=== Work item ===
Only the lines holding "button" are wanted here; copy each from the listing.

=== Dataset extract ===

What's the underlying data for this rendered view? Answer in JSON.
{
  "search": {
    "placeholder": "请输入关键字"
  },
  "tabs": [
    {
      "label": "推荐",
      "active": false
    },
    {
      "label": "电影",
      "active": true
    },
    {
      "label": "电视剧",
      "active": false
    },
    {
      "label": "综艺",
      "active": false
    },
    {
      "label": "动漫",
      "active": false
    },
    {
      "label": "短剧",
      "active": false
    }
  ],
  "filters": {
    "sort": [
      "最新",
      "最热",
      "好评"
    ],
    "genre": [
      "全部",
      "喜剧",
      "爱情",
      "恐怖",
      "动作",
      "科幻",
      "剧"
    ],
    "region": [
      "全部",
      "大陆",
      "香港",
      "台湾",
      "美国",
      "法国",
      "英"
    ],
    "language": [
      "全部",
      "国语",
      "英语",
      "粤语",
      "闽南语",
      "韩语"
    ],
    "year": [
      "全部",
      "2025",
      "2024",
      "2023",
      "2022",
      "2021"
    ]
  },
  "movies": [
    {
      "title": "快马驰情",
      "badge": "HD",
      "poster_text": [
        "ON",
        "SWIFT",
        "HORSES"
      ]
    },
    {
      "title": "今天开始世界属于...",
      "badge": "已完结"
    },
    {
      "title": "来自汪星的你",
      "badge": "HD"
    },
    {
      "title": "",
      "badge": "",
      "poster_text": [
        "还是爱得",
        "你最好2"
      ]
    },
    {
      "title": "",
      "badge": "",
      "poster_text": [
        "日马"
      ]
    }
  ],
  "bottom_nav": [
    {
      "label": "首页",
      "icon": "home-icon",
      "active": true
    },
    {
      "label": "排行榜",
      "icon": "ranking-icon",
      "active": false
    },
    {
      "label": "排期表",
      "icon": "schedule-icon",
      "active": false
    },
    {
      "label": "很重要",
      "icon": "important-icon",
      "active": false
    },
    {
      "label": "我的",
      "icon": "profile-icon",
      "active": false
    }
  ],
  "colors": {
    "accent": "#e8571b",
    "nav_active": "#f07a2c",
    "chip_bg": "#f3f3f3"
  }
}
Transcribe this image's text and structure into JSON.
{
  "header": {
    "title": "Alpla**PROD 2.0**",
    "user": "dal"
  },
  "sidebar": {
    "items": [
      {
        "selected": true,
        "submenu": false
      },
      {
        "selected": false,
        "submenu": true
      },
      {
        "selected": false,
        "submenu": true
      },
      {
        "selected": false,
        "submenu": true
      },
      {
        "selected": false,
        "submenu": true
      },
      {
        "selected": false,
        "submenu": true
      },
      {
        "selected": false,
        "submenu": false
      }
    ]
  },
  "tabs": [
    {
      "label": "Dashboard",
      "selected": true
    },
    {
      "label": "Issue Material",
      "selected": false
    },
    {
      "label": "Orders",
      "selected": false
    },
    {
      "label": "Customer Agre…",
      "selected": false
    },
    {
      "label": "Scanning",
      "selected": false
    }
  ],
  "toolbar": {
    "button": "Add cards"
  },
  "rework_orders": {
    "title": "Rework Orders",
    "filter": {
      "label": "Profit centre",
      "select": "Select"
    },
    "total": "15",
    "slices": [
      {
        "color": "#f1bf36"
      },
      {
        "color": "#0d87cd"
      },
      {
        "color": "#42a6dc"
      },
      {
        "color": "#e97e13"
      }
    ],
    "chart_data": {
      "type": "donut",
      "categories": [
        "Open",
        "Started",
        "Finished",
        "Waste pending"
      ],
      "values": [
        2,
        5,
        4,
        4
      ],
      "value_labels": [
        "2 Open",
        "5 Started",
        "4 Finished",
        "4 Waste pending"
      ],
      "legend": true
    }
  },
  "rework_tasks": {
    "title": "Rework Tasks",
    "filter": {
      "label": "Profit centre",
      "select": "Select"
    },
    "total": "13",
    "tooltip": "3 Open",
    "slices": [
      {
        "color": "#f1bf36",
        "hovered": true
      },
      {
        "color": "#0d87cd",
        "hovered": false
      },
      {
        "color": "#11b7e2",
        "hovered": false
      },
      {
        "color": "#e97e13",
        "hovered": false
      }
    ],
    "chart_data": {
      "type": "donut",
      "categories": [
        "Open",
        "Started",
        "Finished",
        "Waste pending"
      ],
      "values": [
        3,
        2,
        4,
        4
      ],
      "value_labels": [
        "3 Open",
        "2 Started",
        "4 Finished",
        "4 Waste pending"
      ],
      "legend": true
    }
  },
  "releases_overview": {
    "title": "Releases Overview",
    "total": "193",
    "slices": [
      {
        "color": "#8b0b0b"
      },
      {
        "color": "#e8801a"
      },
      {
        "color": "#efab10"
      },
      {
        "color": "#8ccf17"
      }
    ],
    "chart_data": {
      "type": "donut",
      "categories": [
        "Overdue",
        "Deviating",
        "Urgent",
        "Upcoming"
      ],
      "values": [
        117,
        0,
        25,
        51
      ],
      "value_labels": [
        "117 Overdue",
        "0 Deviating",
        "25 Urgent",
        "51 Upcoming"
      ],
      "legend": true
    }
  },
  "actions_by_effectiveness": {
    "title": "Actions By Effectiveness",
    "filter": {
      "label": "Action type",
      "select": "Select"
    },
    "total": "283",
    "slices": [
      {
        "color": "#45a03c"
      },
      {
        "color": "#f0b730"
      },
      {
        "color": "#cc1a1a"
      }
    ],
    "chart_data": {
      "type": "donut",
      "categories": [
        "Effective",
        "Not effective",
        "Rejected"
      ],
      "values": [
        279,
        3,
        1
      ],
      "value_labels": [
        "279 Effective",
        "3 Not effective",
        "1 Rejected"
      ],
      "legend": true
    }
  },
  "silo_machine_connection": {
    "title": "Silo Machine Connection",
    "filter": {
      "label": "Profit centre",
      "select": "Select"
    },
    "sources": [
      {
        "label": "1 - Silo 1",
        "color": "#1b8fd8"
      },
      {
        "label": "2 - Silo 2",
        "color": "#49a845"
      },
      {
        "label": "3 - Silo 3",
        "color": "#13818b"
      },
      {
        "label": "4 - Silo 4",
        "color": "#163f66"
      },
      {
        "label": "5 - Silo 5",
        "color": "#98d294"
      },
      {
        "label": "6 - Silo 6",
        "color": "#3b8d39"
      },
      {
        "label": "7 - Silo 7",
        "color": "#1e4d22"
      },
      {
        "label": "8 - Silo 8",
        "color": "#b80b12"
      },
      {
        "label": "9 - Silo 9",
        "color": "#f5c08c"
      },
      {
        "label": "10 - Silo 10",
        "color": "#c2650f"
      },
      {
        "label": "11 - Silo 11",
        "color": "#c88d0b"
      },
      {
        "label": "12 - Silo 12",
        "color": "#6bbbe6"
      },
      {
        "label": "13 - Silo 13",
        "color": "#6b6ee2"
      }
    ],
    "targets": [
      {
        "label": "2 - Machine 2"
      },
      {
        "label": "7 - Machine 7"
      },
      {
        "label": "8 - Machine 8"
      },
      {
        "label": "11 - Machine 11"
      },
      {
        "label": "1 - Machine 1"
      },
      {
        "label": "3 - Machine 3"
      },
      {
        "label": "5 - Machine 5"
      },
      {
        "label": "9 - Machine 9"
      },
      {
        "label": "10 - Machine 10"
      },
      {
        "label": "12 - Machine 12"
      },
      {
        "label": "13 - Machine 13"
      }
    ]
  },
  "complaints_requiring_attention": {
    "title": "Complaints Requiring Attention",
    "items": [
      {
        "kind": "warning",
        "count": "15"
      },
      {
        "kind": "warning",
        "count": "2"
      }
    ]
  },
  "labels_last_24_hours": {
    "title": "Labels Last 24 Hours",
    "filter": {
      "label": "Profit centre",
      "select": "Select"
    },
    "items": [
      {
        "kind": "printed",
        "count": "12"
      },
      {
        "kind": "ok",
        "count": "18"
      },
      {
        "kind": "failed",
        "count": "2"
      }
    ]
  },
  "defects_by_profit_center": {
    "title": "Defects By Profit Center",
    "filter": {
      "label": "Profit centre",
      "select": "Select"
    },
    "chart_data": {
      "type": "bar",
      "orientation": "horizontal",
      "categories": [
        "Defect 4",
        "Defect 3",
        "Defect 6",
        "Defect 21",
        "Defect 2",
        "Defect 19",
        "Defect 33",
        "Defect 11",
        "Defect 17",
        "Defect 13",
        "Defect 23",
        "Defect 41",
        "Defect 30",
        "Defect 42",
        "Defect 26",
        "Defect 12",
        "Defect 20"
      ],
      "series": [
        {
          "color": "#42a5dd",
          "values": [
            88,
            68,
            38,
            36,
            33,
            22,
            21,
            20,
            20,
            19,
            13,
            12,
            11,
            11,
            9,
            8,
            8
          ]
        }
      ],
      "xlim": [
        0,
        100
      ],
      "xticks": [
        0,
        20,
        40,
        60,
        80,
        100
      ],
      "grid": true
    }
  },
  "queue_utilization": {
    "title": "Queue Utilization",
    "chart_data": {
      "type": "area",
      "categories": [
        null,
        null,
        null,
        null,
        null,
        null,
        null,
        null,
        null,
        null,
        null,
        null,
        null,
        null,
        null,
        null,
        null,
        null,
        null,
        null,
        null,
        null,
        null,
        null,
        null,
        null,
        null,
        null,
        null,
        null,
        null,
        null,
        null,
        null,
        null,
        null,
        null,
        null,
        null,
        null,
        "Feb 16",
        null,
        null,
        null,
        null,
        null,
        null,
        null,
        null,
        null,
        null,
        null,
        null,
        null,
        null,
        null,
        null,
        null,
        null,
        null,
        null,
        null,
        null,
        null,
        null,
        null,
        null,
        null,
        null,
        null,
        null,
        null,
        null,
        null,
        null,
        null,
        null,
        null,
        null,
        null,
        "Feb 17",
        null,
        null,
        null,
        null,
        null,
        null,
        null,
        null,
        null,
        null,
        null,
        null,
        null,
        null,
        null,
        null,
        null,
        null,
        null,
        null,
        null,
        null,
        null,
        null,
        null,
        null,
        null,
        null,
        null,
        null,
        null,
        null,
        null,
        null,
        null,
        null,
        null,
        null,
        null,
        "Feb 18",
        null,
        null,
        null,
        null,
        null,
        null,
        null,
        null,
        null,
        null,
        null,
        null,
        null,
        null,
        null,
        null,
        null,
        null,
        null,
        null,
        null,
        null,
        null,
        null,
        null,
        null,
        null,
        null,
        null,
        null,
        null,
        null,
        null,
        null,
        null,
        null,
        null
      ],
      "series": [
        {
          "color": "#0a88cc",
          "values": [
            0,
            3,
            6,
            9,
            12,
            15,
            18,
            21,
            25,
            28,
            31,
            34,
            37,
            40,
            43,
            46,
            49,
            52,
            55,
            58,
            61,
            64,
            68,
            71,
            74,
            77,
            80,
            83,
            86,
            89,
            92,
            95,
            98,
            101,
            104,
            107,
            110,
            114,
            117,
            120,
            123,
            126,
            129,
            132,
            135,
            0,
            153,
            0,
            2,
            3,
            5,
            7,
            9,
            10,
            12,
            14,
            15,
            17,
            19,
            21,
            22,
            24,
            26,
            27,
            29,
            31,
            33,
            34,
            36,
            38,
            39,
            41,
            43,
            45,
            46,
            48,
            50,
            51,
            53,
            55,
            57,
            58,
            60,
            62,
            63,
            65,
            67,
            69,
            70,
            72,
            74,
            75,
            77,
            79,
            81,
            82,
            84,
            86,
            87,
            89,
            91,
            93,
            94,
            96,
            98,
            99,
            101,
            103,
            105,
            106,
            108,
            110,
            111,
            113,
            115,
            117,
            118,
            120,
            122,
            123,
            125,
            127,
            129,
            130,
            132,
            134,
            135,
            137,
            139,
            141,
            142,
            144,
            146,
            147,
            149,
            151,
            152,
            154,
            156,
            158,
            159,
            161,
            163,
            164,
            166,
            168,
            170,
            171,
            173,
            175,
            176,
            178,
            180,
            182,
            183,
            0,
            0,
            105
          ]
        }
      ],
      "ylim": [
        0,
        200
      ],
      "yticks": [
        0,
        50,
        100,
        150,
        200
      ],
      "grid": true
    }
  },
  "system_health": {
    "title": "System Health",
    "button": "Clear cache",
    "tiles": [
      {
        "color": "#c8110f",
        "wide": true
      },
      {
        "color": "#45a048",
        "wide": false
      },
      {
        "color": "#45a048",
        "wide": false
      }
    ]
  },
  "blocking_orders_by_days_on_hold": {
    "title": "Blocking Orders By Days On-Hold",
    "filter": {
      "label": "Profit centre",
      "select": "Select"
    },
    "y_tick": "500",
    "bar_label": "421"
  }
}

=== Solution to the exercise ===
    "button": "Add cards"
    "button": "Clear cache",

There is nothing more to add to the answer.